(Recorded data)
BEGIN

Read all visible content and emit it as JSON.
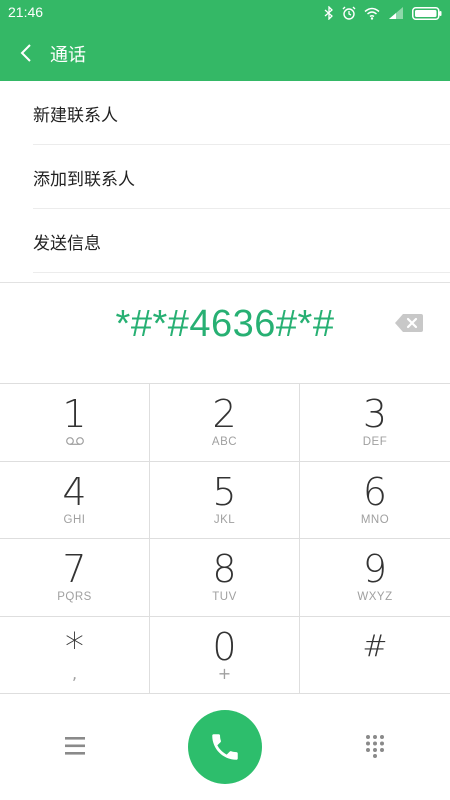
{
  "status_bar": {
    "time": "21:46",
    "icons": [
      "bluetooth-icon",
      "alarm-icon",
      "wifi-icon",
      "signal-icon",
      "battery-icon"
    ]
  },
  "app_bar": {
    "back_icon": "chevron-left-icon",
    "title": "通话"
  },
  "menu": {
    "items": [
      {
        "label": "新建联系人"
      },
      {
        "label": "添加到联系人"
      },
      {
        "label": "发送信息"
      }
    ]
  },
  "dial_input": {
    "number": "*#*#4636#*#",
    "backspace_icon": "backspace-icon"
  },
  "keypad": {
    "keys": [
      {
        "digit": "1",
        "sub": "voicemail-icon"
      },
      {
        "digit": "2",
        "sub": "ABC"
      },
      {
        "digit": "3",
        "sub": "DEF"
      },
      {
        "digit": "4",
        "sub": "GHI"
      },
      {
        "digit": "5",
        "sub": "JKL"
      },
      {
        "digit": "6",
        "sub": "MNO"
      },
      {
        "digit": "7",
        "sub": "PQRS"
      },
      {
        "digit": "8",
        "sub": "TUV"
      },
      {
        "digit": "9",
        "sub": "WXYZ"
      },
      {
        "digit": "*",
        "sub": ","
      },
      {
        "digit": "0",
        "sub": "+"
      },
      {
        "digit": "#",
        "sub": ""
      }
    ]
  },
  "bottom_bar": {
    "menu_icon": "hamburger-menu-icon",
    "call_icon": "phone-icon",
    "dialpad_icon": "dialpad-icon"
  },
  "colors": {
    "accent": "#34b866",
    "dial_number": "#27b073",
    "call_button": "#2dbe6c"
  }
}
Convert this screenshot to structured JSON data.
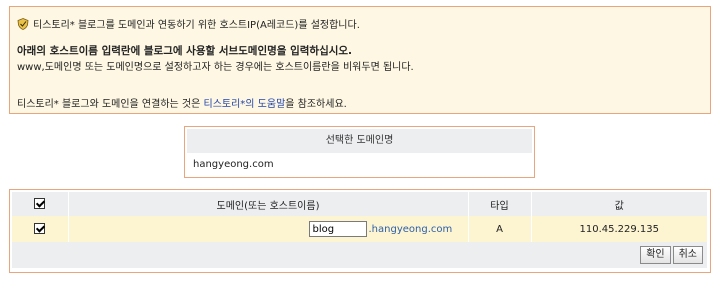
{
  "info": {
    "line1": "티스토리* 블로그를 도메인과 연동하기 위한 호스트IP(A레코드)를 설정합니다.",
    "line2": "아래의 호스트이름 입력란에 블로그에 사용할 서브도메인명을 입력하십시오.",
    "line3": "www,도메인명 또는 도메인명으로 설정하고자 하는 경우에는 호스트이름란을 비워두면 됩니다.",
    "line4_prefix": "티스토리* 블로그와 도메인을 연결하는 것은 ",
    "line4_link": "티스토리*의 도움말",
    "line4_suffix": "을 참조하세요."
  },
  "selected_domain": {
    "header": "선택한 도메인명",
    "value": "hangyeong.com"
  },
  "table": {
    "headers": {
      "domain": "도메인(또는 호스트이름)",
      "type": "타입",
      "value": "값"
    },
    "row": {
      "host_value": "blog",
      "suffix": ".hangyeong.com",
      "type": "A",
      "ip": "110.45.229.135"
    },
    "buttons": {
      "confirm": "확인",
      "cancel": "취소"
    }
  }
}
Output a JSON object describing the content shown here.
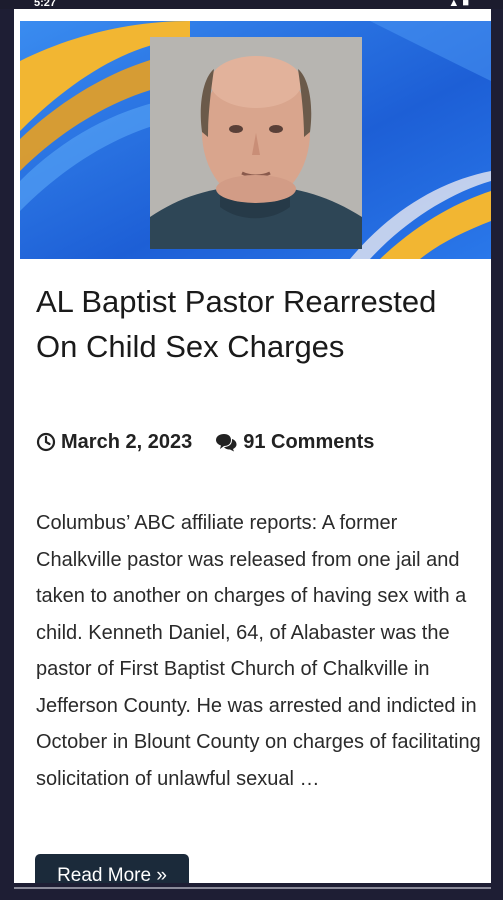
{
  "status_bar": {
    "time": "5:27",
    "right": "▲ ■"
  },
  "article": {
    "title": "AL Baptist Pastor Rearrested On Child Sex Charges",
    "date": "March 2, 2023",
    "comments": "91 Comments",
    "excerpt": "Columbus’ ABC affiliate reports: A former Chalkville pastor was released from one jail and taken to another on charges of having sex with a child. Kenneth Daniel, 64, of Alabaster was the pastor of First Baptist Church of Chalkville in Jefferson County. He was arrested and indicted in October in Blount County on charges of facilitating solicitation of unlawful sexual …",
    "read_more": "Read More »"
  },
  "icons": {
    "clock": "clock-icon",
    "comments": "comments-icon"
  },
  "colors": {
    "page_bg": "#1e1e34",
    "hero_blue": "#1f63d8",
    "hero_gold": "#f2b632",
    "button_bg": "#1b2a3a",
    "text": "#1a1a1a"
  }
}
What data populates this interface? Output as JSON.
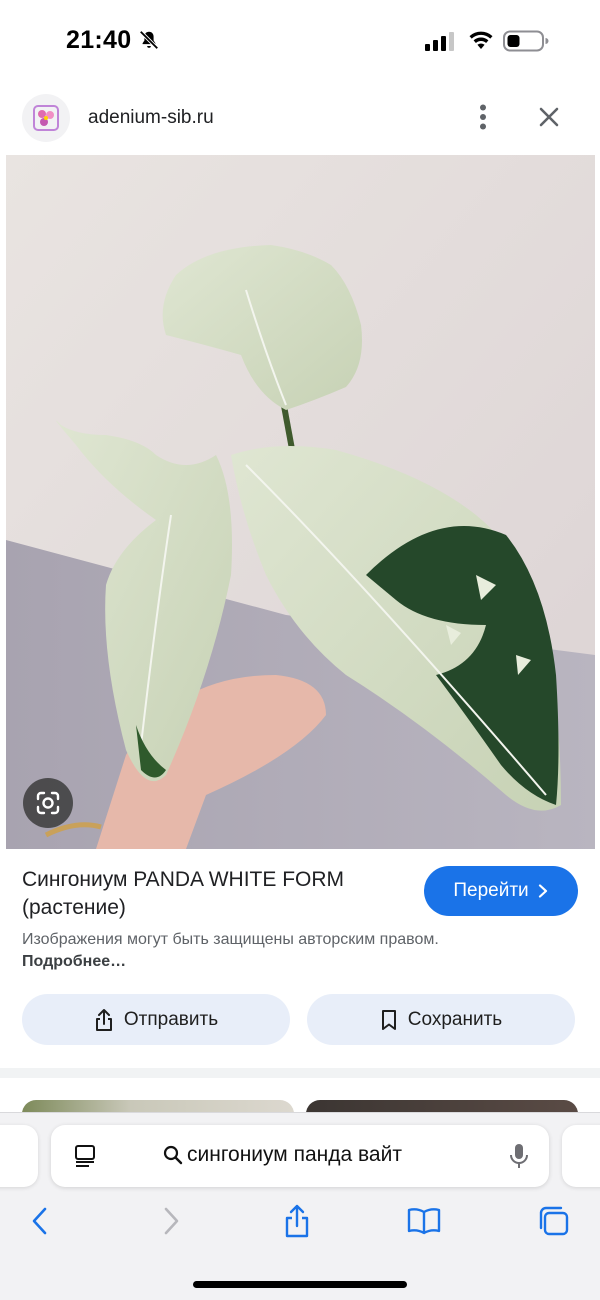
{
  "status_bar": {
    "time": "21:40",
    "icons": [
      "bell-slash-icon",
      "cellular-signal-icon",
      "wifi-icon",
      "battery-icon"
    ]
  },
  "header": {
    "domain": "adenium-sib.ru",
    "icons": [
      "site-favicon",
      "more-vert-icon",
      "close-icon"
    ]
  },
  "image": {
    "subject": "variegated syngonium plant held in hand",
    "lens_icon": "google-lens-icon"
  },
  "result": {
    "title": "Сингониум PANDA WHITE FORM (растение)",
    "visit_label": "Перейти",
    "copyright_text": "Изображения могут быть защищены авторским правом.",
    "more_link": "Подробнее…"
  },
  "actions": {
    "share_label": "Отправить",
    "save_label": "Сохранить"
  },
  "safari": {
    "address_text": "сингониум панда вайт",
    "icons": [
      "reader-icon",
      "search-icon",
      "mic-icon",
      "back-icon",
      "forward-icon",
      "share-icon",
      "bookmarks-icon",
      "tabs-icon"
    ]
  },
  "colors": {
    "accent": "#1a73e8",
    "button_bg": "#e8eef9",
    "toolbar_icon": "#1a73e8"
  }
}
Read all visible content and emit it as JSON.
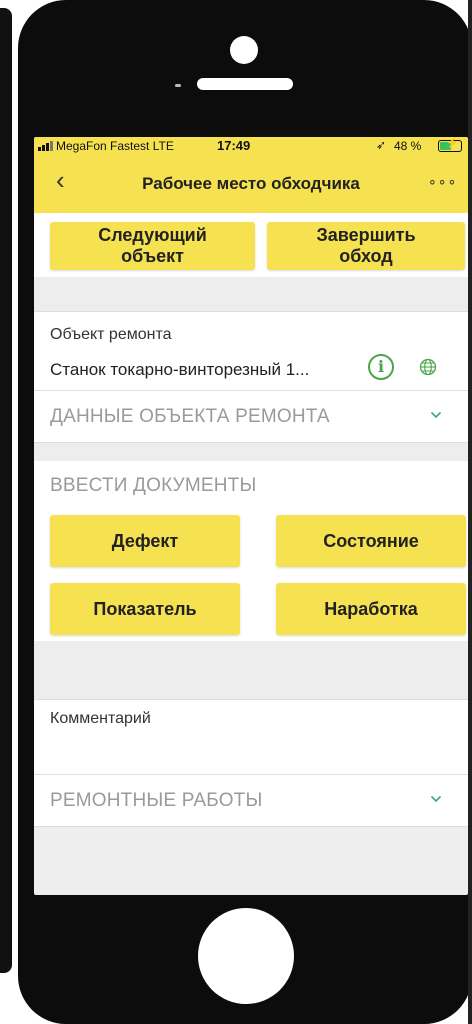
{
  "status_bar": {
    "carrier": "MegaFon Fastest  LTE",
    "time": "17:49",
    "battery": "48 %"
  },
  "nav": {
    "title": "Рабочее место обходчика",
    "back_icon": "chevron-left-icon",
    "menu_icon": "more-dots-icon"
  },
  "top_actions": {
    "next_line1": "Следующий",
    "next_line2": "объект",
    "finish_line1": "Завершить",
    "finish_line2": "обход"
  },
  "object": {
    "label": "Объект ремонта",
    "value": "Станок токарно-винторезный 1...",
    "info_icon": "info-icon",
    "globe_icon": "globe-icon"
  },
  "object_data_header": "ДАННЫЕ ОБЪЕКТА РЕМОНТА",
  "documents": {
    "title": "ВВЕСТИ ДОКУМЕНТЫ",
    "defect": "Дефект",
    "state": "Состояние",
    "indicator": "Показатель",
    "operating_time": "Наработка"
  },
  "comment_label": "Комментарий",
  "repair_works_header": "РЕМОНТНЫЕ РАБОТЫ",
  "colors": {
    "accent": "#f6e150",
    "icon_green": "#49a54a"
  }
}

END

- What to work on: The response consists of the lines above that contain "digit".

- Answer box:
        "digit": "1",
        "digit": "2",
        "digit": "3",
        "digit": "4",
        "digit": "5",
        "digit": "6",
        "digit": "7",
        "digit": "8",
        "digit": "9",
        "digit": "*",
        "digit": "0",
        "digit": "#",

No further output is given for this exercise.